"It's pretty [lousy] out there," Delgado said as heavy rains forced postponement of Monday night's Game 5 to Tuesday night at Busch Stadium. "You don't want to go play under those conditions.
"It's not about momentum. It's about rain -- [and] we can't do a thing about it."
While Mother Nature gave the Mets' Game 5 starter, Tom Glavine, an extra day, putting him back on his normal routine, the Cards were spinning the rainout to their advantage.
It's all about keeping it positive at this stage of the game, and the beaming Delgado seems to be as expert in that pursuit as in launching fastballs into the left-field seats -- something he's done three times in the series while knocking in nine runs.
"The way I look at it, Tommy gets an extra day, and that will be beneficial for us," the first baseman said.
As good as it felt to bust out in Game 4 with five RBIs -- on a three-run homer and two-run double -- in the decisive fifth and sixth innings, Delgado has been around too long to put too much stock in the carry-over factor.
"It's about winning," he said. "It's good when you fall behind 2-1 and the team wakes up offensively. It is a good feeling. But what happened [Sunday night] has to be put behind us, because it's not going to do you any good for Game 5."
Delgado's companion in the heart of the order, Carlos Beltran, is coming off a two-homer performance, sharing with Delgado and Rusty Staub (from 1973) the club record for homers in a postseason series.
As a center fielder, Beltran understands the inherent difficulties in tracking balls and making cuts and pivots, all the essentials, on a slippery field.
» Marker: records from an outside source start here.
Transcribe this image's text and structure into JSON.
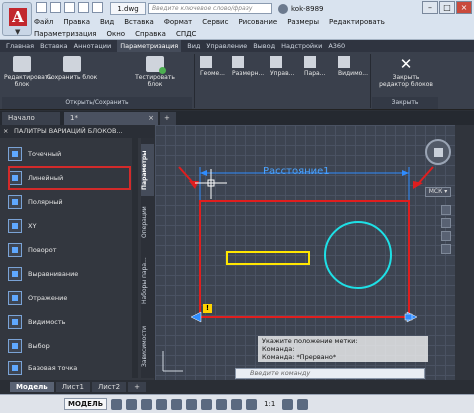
{
  "titlebar": {
    "doc_tab": "1.dwg",
    "search_placeholder": "Введите ключевое слово/фразу",
    "user": "kok-8989",
    "menus": [
      "Файл",
      "Правка",
      "Вид",
      "Вставка",
      "Формат",
      "Сервис",
      "Рисование",
      "Размеры",
      "Редактировать",
      "Параметризация",
      "Окно",
      "Справка",
      "СПДС"
    ]
  },
  "ribbon_tabs": [
    "Главная",
    "Вставка",
    "Аннотации",
    "Параметризация",
    "Вид",
    "Управление",
    "Вывод",
    "Надстройки",
    "A360"
  ],
  "ribbon": {
    "btn_edit_block": "Редактировать блок",
    "btn_save_block": "Сохранить блок",
    "btn_test_block": "Тестировать блок",
    "btn_geom": "Геоме...",
    "btn_dims": "Размерн...",
    "btn_manage": "Управ...",
    "btn_param": "Пара...",
    "btn_vis": "Видимо...",
    "btn_close_editor": "Закрыть редактор блоков",
    "group_open_save": "Открыть/Сохранить",
    "group_close": "Закрыть"
  },
  "filetabs": {
    "start": "Начало",
    "doc": "1*",
    "close": "×",
    "plus": "+"
  },
  "palette": {
    "title": "ПАЛИТРЫ ВАРИАЦИЙ БЛОКОВ...",
    "items": [
      "Точечный",
      "Линейный",
      "Полярный",
      "XY",
      "Поворот",
      "Выравнивание",
      "Отражение",
      "Видимость",
      "Выбор",
      "Базовая точка"
    ],
    "vtabs": [
      "Параметры",
      "Операции",
      "Наборы пара...",
      "Зависимости"
    ]
  },
  "drawing": {
    "dimension_label": "Расстояние1",
    "warn_mark": "!",
    "cmd_lines": [
      "Укажите положение метки:",
      "Команда:",
      "Команда: *Прервано*"
    ],
    "cmd_placeholder": "Введите команду",
    "msk": "МСК",
    "colors": {
      "red": "#e01e1e",
      "yellow": "#ffe600",
      "cyan": "#1ee0e6",
      "dim_blue": "#2f8cff"
    }
  },
  "layout_tabs": [
    "Модель",
    "Лист1",
    "Лист2",
    "+"
  ],
  "statusbar": {
    "model": "МОДЕЛЬ",
    "scale": "1:1"
  }
}
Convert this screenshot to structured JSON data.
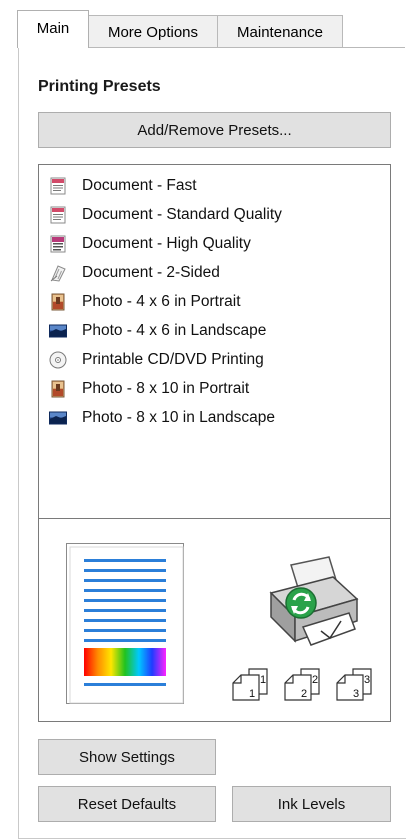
{
  "tabs": [
    {
      "label": "Main",
      "active": true
    },
    {
      "label": "More Options",
      "active": false
    },
    {
      "label": "Maintenance",
      "active": false
    }
  ],
  "presets_section": {
    "title": "Printing Presets",
    "add_remove_label": "Add/Remove Presets..."
  },
  "presets": [
    {
      "label": "Document - Fast",
      "icon": "document-icon"
    },
    {
      "label": "Document - Standard Quality",
      "icon": "document-icon"
    },
    {
      "label": "Document - High Quality",
      "icon": "document-high-quality-icon"
    },
    {
      "label": "Document - 2-Sided",
      "icon": "two-sided-document-icon"
    },
    {
      "label": "Photo - 4 x 6 in Portrait",
      "icon": "photo-portrait-icon"
    },
    {
      "label": "Photo - 4 x 6 in Landscape",
      "icon": "photo-landscape-icon"
    },
    {
      "label": "Printable CD/DVD Printing",
      "icon": "cd-dvd-icon"
    },
    {
      "label": "Photo - 8 x 10 in Portrait",
      "icon": "photo-portrait-icon"
    },
    {
      "label": "Photo - 8 x 10 in Landscape",
      "icon": "photo-landscape-icon"
    }
  ],
  "preview": {
    "page_icon": "page-preview-icon",
    "printer_icon": "printer-icon",
    "copies_icon": "collate-copies-icon",
    "copies_numbers": [
      "1",
      "1",
      "2",
      "2",
      "3",
      "3"
    ]
  },
  "buttons": {
    "show_settings": "Show Settings",
    "reset_defaults": "Reset Defaults",
    "ink_levels": "Ink Levels"
  },
  "colors": {
    "accent_blue": "#2b7fd9",
    "button_face": "#e1e1e1",
    "printer_green": "#2aa24a"
  }
}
For that reason, he didn't mind the postponement at all, momentum or no momentum.
"When you're playing on a field where there's a lot of rain, a lot of things can happen," Beltran said. "People can get hurt -- who knows?
"These games are so important, you want to play them in good conditions. The last thing you want is to lose a game because of slipping or something like that in the field."
Glavine seemed to have mixed feelings on the postponement, having prepared himself mentally to go to the mound and now having to go through the whole process again.
On the other hand, the physical advantages of returning to his customary fifth day were too apparent to overlook.
"It's not going to hurt me," he said. "I'm not going to say it's a drastic advantage. I felt very good about going out there on short rest. It's a little bit of a letdown in that regard. In the back of your mind, you're still geared up to pitch."
Yet he is aware of the significant differences over his career in how he fares on three days' rest as opposed to four and how breaking the routine can have a disruptive impact.
Seven times in his career, Glavine has worked on fewer than four days' rest in the postseason, going 2-5 with a 6.75 ERA. Starters have worked on short rest 36 times in postseason play going back to 1999 and are a combined 8-18.
"As big a deal as we make of numbers these days," Glavine said, "my numbers certainly are not great with short rest. [Tuesday] I'll feel good about having the extra day and being back on my regular day, and I'll try to take advantage of it."
This is the second time in the series Glavine has had a start pushed back by rain. Following the Game 1 postponement in New York, he was in prime-time form, shutting out the Cards through seven innings on four hits and two walks in a 2-0 decision.
"I've turned into the rain man," he said, grinning. "Hopefully, the results will be as good as the last time we were rained out."
Thanks to Darren Oliver's six shutout innings of long relief in Game 3 and Oliver Perez making it through 5 2/3 innings in Game 4, the Mets' bullpen is in fine shape, according to pitching coach Rick Peterson.
"That's not a concern, none whatsoever," Peterson said. "They're well-rested now. At this point, it's a two-out-of-three [series] and everyone's available."
Manager Willie Randolph agreed that the postponement could be beneficial for both pitching staffs but, characteristically, wasn't making a big deal of the interruption.
"To me, come to the ballpark, and you're ready to play," Randolph said. "You want to play. I don't see where this necessarily makes a big difference. You want to look on the bright side of it, you want to stay on schedule [with Glavine]. Yeah, I guess so."
One possible residual benefit could involve left fielder Cliff Floyd. He could not have tested his strained left Achilles on a rainy field, so the postponement conceivably could help in his daily efforts to get comfortable enough to contribute.
After aggravating the Achilles tendon in the NLDS against the Dodgers -- he batted .444 in the series with a homer and two RBIs -- Floyd was forced out of Game 1 of the NLCS at Shea after two innings. He was replaced by Endy Chavez, who is 2-for-15 against the Cards but has played superbly in left field.
Randolph has said that Floyd will return to the lineup when the veteran tells him he's ready to go.
Lyle Spencer is a reporter for MLB.com. This story was not subject to the approval of Major League Baseball or its clubs.